Executive Committee members Maryse Narcisse, Jacques
Mathelier and Lionnel Etienne; South Department FL Senatorial
hopeful Francky Exeus; and former FL parliamentarian Milien
Romage. Supporters carried photographs of FL leader Jean
Betrand Aristide, and passed out fliers berating President
Preval's Prime Minister-designate Michele Pierre Louis.
Marchers demanded the government allow Aristide's return to
Haiti, denounced high unemployment rates and the high cost of
living, and voiced dissatisfaction with the Preval
administration and Parliament. FL leaders at the march
called on Haiti, the international community and the world to
take note of the continued show of support for Aristide and
the need for his return.



3. (SBU) Comment: Marching to celebrate Aristide's birthday
has been the FL custom since soon after his February 2004
departure from Haiti. This was the largest FL demonstration
since the analogous gathering in July 2006. Continuing poor
economic conditions, the memory of the recent food riots, and
the lack of a legitimate government helped attract more
demonstrators this year and gave their march more credibility
than the simple demand for Aristide's return would have.

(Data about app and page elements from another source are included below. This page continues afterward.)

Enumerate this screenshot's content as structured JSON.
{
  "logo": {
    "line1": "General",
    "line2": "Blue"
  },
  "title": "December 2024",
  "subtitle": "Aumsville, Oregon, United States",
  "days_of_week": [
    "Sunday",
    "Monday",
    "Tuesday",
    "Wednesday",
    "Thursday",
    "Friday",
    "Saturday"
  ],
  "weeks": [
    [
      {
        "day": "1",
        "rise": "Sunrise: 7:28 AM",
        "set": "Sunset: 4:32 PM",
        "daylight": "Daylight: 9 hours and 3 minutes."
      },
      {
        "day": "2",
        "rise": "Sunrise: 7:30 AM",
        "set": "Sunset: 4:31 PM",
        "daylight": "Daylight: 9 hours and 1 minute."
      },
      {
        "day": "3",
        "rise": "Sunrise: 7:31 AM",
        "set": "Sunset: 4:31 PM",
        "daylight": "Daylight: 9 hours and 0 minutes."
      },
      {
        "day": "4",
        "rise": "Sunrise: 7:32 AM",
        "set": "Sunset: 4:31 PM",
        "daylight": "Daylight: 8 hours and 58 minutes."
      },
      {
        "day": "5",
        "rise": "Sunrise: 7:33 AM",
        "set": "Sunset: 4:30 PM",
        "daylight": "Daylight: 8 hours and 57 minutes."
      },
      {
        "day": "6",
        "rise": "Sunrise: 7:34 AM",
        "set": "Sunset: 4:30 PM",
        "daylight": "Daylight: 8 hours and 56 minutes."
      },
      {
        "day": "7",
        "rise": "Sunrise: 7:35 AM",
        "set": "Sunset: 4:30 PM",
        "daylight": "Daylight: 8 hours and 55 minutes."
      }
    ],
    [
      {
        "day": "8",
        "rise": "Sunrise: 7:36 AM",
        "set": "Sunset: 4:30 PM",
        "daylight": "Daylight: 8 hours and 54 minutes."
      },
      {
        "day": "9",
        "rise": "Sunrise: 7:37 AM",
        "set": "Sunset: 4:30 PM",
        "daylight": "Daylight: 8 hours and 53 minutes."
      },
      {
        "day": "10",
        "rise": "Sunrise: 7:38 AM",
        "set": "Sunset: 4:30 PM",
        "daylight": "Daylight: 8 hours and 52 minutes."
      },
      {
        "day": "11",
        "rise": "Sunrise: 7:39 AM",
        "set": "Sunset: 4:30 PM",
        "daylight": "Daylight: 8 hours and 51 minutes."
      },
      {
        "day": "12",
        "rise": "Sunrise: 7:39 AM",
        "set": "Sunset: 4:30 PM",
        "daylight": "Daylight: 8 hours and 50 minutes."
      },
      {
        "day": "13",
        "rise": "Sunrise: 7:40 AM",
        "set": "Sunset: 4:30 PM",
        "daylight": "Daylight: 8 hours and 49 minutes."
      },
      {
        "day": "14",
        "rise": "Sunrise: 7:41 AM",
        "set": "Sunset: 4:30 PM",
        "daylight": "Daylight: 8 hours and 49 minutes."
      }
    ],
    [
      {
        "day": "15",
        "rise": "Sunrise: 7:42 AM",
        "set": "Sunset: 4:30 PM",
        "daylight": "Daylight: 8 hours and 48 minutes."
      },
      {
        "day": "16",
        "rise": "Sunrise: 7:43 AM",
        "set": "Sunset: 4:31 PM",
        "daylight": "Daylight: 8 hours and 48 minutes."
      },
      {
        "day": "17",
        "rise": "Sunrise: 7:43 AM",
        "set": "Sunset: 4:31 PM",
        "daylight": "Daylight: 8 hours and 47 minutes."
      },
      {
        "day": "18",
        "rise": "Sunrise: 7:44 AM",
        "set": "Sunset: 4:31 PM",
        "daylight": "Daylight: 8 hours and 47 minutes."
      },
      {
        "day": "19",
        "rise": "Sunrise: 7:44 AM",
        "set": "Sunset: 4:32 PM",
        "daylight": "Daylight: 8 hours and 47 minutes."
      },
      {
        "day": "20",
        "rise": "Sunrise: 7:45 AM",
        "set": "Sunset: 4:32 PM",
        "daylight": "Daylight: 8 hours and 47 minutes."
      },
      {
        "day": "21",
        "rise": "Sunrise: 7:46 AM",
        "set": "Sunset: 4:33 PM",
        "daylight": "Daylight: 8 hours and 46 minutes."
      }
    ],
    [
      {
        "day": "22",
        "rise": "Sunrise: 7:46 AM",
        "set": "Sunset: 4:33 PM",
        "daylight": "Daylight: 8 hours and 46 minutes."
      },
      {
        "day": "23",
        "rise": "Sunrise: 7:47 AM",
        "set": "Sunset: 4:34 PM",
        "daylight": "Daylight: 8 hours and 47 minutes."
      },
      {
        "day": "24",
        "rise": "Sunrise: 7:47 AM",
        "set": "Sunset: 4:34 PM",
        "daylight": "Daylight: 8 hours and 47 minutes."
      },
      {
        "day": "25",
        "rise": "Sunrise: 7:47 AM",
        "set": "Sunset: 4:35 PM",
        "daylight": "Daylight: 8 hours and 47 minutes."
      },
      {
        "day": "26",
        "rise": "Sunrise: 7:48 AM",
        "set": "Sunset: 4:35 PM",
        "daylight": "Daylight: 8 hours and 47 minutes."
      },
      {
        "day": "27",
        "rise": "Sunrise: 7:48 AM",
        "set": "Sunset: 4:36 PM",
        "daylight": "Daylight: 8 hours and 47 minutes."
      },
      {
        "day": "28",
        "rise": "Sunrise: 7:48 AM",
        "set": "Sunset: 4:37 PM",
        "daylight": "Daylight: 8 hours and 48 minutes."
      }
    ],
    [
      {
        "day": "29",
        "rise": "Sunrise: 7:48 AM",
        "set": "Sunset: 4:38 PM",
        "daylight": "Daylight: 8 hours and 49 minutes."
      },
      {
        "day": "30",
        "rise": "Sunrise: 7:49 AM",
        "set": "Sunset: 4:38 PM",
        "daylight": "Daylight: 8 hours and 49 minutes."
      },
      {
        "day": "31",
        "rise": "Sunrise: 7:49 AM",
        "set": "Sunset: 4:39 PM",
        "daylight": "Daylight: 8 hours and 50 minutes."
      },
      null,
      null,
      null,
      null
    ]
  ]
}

Nevertheless, the turnout was about one percent of the
300,000 FL had predicted.



4. (C) Comment continued: FL elected officials stayed away
from the demonstration, and refused to voice support (or
opposition) to it. In private, they lamented what they see
as the manipulation of the party's grassroots, opining that
neither the birthday of Aristide nor his return to Haiti had
any role to play in the daily business and democratic
development of the FL organization. However, for their own
political survival, FL elected officials feel they cannot
oppose grassroots leaders who are, or claim to be, empowered
by Aristide himself.
SANDERSON